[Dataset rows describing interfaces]
#####
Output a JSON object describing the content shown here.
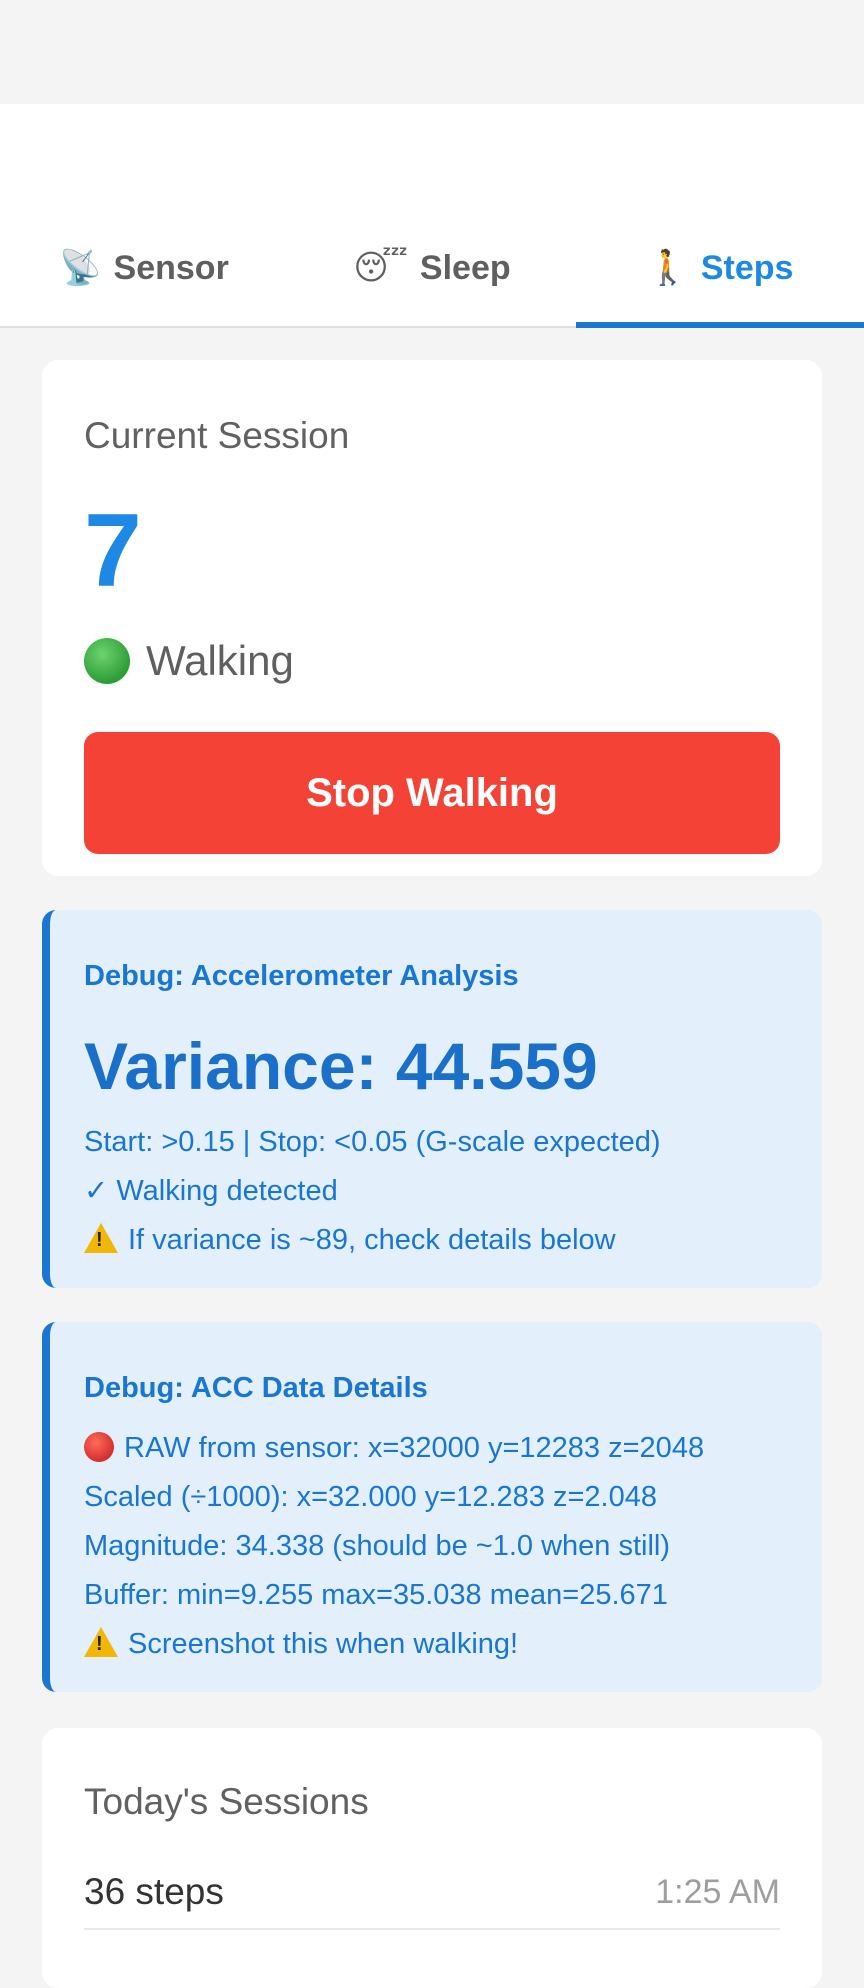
{
  "tabs": [
    {
      "label": "Sensor",
      "emoji": "📡",
      "icon": "satellite-dish-icon",
      "active": false
    },
    {
      "label": "Sleep",
      "emoji": "😴",
      "icon": "sleeping-face-icon",
      "active": false
    },
    {
      "label": "Steps",
      "emoji": "🚶",
      "icon": "walking-person-icon",
      "active": true
    }
  ],
  "session": {
    "title": "Current Session",
    "count": "7",
    "status": "Walking",
    "status_icon": "green-dot-icon",
    "stop_label": "Stop Walking"
  },
  "accel_debug": {
    "title": "Debug: Accelerometer Analysis",
    "variance": "Variance: 44.559",
    "thresholds": "Start: >0.15 | Stop: <0.05 (G-scale expected)",
    "detected": "✓ Walking detected",
    "warning": "If variance is ~89, check details below"
  },
  "acc_details": {
    "title": "Debug: ACC Data Details",
    "raw": "RAW from sensor: x=32000 y=12283 z=2048",
    "scaled": "Scaled (÷1000): x=32.000 y=12.283 z=2.048",
    "magnitude": "Magnitude: 34.338 (should be ~1.0 when still)",
    "buffer": "Buffer: min=9.255 max=35.038 mean=25.671",
    "warning": "Screenshot this when walking!"
  },
  "today": {
    "title": "Today's Sessions",
    "sessions": [
      {
        "steps": "36 steps",
        "time": "1:25 AM"
      }
    ]
  },
  "colors": {
    "accent": "#1e88e5",
    "stop_button": "#f44336",
    "debug_bg": "#e3f0fb"
  }
}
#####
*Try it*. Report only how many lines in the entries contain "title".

*Expected answer*. 4